Limitations of our study include its retrospective nature, the inclusion of only one hnc site, and study of a limited time period at one institution. We were limited to an eight-year period as the site of hnc surgery in our city changed in 2005; thus accurate or hour records could only be obtained for 2006 onward.

Our healthcare system is challenged by an aging population and rising technology costs. While fiscal prudence is a necessity, our investigation suggests the possibility of harm due to seasonal or closures. Further work to identify strategies maximizing efficient use of health care resources without negatively affecting patient outcomes should continue.


We have read and understood Current Oncology’s policy on disclosing conflicts of interest and declare that we have none.


*Department of Otolaryngology, London Health Sciences Centre, London, Ontario, Canada;,
Department of Oncology, London Health Sciences Centre, London, Ontario, Canada..


1. Jemal A, Bray F, Center MM, Ferlay J, Ward E, Forman D. Global cancer statistics.

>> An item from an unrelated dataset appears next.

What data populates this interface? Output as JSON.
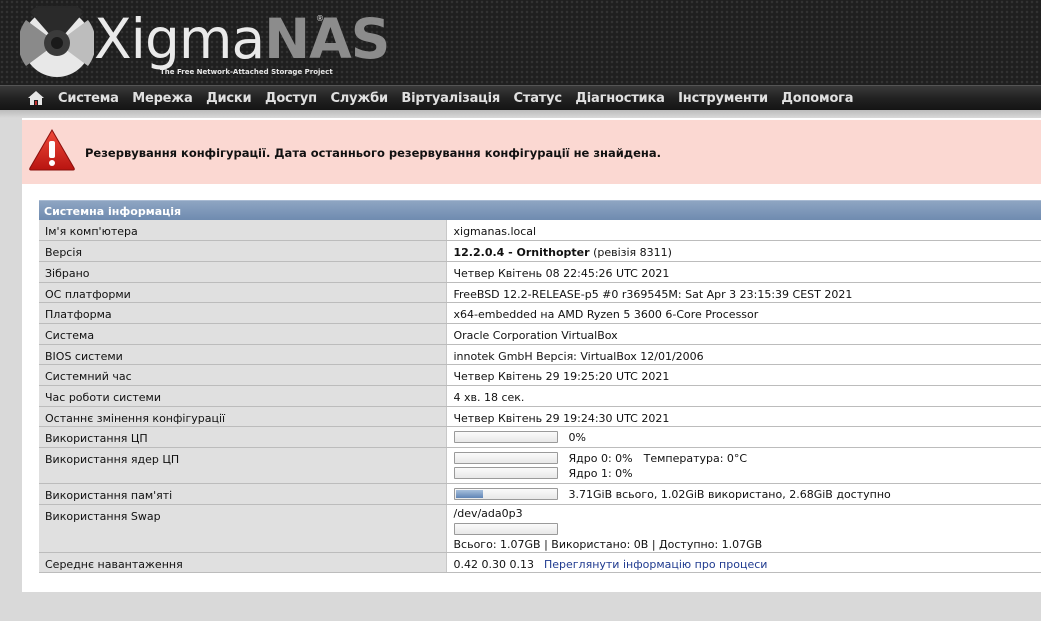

Ca Cancer J Clin 2011;61(2):69.

2. Chaturvedi AK, Anderson WF, Lortet-Tieulent J, et al. Worldwide trends in incidence rates for oral cavity and oropharyngeal cancers. J Clin Oncol 2013;31(36):4550.

3. Ferlay J, Shin HR, Bray F, Forman D, Mathers C, Parkin DM. Estimates of worldwide burden of cancer in 2008: GLOBO-CAN 2008. Int J Cancer 2010;127(12):2893.

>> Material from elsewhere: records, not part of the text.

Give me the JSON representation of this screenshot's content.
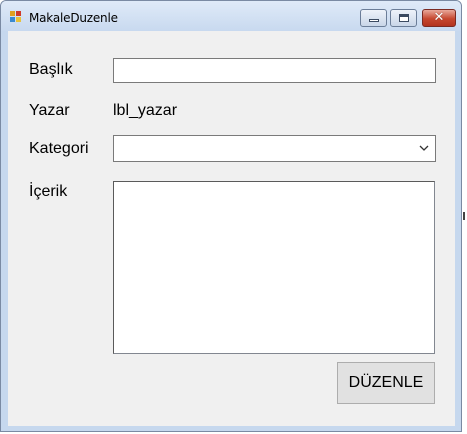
{
  "window": {
    "title": "MakaleDuzenle"
  },
  "form": {
    "baslik_label": "Başlık",
    "baslik_value": "",
    "yazar_label": "Yazar",
    "yazar_value": "lbl_yazar",
    "kategori_label": "Kategori",
    "kategori_selected": "",
    "icerik_label": "İçerik",
    "icerik_value": "",
    "submit_label": "DÜZENLE"
  },
  "icons": {
    "app": "app-icon",
    "minimize": "minimize-icon",
    "maximize": "maximize-icon",
    "close": "close-icon",
    "dropdown": "chevron-down-icon"
  },
  "colors": {
    "client_background": "#f0f0f0",
    "close_button": "#c6472f",
    "window_frame": "#c6d8ee"
  }
}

4. Pulte D, Brenner H. Changes in survival in head and neck cancers in the late 20th and early 21st century: a period analysis. Oncologist 2010;15(9):994–1001.

5. Elit LM, O’Leary EM, Pond GR, Seow HY. Impact of wait times on survival for women with uterine cancer. J Clin Oncol. 2014;32(1):27–33.

6. Kulkarni GS, Urbach DR, Austin PC, Fleshner NE, Laupacis A. Longer wait times increase overall mortality in patients with bladder cancer. J Urol 2009;182(4):1318–24.

7. Van Harten MC, Hoebers FJ, Kross KW, Van Werkhoven ED, Van Den Brekel MW, Van Dijk BA. Determinants of treatment waiting times for head and neck cancer in the Netherlands and their relation to survival. Oral Oncol 2015;51(3):272–8.

8. Bilimoria KY, Ko CY, Tomlinson JS, et al. Wait times for cancer surgery in the United States: trends and predictors of delays. Ann Surg 2011; 253(4):779–85.

9. Cancer Care Ontario. Systemic Treatment Wait Times. [Available at:; cited 19 October 2016]

10. Belyea J, Rigby M, Jaggi R, Hart RD, Trites J, Mark Taylor S. Wait times for head and neck cancer patients in the Maritime provinces. J Otolaryngol Head Neck Surg 2011;40(4):318–22.

Correspondence to: Dr. Anthony Nichols, Associate Professor, Department of Otolaryngology – Head and Neck Surgery, Victoria Hospital, London Health Science Centre, Room B3-431A, 800 Commissioners Road East, London, ON, Canada N6A 5W9. E-mail:

(Return to Top)

Current Oncology, VOLUME 25, NUMBER 1, February 2018

Copyright © 2019 Multimed Inc.
ISSN: 1198-0052 (Print) ISSN: 1718-7729 (Online)